Action item:
Give the number of lines in the data that contain the word "cores"; no other text is needed.

[Dataset rows for apps and sites]
<<<<
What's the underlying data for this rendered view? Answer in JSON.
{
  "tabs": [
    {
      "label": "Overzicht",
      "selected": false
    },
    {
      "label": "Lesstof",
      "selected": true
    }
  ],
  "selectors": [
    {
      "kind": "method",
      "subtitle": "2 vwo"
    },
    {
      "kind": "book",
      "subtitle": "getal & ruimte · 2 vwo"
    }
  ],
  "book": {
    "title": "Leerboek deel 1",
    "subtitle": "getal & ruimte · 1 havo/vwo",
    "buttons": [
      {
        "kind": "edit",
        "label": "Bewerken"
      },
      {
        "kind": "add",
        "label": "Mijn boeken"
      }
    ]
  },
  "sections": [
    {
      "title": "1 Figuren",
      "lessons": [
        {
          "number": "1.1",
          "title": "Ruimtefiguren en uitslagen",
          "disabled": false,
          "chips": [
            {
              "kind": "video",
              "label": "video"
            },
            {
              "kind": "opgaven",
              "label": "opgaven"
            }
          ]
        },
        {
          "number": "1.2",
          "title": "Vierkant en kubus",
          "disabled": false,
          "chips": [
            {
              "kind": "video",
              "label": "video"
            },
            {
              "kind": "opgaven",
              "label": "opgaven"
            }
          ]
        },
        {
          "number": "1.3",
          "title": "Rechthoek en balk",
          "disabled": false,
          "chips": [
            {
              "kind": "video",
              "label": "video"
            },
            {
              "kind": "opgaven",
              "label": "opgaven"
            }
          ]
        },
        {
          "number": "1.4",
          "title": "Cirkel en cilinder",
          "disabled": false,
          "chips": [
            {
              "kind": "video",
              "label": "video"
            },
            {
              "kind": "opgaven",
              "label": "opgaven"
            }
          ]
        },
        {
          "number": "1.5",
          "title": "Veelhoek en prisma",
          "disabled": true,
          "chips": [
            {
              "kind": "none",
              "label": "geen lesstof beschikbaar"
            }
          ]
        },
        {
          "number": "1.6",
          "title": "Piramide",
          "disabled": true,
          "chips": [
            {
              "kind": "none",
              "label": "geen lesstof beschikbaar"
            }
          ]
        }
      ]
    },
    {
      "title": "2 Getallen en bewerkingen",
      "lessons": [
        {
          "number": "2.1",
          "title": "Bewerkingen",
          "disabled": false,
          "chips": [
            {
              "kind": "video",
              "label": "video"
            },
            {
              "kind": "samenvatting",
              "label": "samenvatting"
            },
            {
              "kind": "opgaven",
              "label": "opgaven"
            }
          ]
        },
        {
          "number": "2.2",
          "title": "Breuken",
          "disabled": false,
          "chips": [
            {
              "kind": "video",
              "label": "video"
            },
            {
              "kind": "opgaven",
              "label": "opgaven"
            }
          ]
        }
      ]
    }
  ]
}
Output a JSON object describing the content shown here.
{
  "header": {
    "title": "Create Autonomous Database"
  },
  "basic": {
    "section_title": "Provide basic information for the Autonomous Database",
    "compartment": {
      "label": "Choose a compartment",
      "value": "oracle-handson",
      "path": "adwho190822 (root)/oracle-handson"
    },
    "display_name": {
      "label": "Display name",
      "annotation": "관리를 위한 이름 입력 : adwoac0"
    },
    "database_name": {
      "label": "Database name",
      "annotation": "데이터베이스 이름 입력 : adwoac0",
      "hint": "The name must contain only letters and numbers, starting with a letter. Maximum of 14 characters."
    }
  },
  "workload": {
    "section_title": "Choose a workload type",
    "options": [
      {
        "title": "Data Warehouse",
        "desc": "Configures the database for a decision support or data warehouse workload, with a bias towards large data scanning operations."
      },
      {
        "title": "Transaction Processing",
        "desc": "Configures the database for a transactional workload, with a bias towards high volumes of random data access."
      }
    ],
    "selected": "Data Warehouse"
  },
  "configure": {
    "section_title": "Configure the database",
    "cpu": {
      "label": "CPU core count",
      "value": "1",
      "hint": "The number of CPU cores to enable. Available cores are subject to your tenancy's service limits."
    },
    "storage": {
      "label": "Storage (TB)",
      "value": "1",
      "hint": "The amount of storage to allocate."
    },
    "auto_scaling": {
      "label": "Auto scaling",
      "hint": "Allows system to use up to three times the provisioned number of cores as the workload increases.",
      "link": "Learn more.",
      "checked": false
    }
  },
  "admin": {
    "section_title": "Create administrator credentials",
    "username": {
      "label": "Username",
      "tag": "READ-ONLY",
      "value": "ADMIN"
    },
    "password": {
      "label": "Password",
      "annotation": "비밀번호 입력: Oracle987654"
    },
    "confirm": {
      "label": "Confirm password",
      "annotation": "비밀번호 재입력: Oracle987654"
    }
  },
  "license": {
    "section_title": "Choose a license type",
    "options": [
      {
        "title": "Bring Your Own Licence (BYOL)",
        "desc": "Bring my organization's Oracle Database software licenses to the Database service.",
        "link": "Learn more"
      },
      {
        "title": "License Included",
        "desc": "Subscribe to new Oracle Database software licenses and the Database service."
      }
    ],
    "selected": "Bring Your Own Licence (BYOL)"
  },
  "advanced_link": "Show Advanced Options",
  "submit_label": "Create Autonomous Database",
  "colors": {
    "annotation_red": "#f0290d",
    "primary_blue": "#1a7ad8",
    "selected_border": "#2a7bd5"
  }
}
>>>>
Your response:
2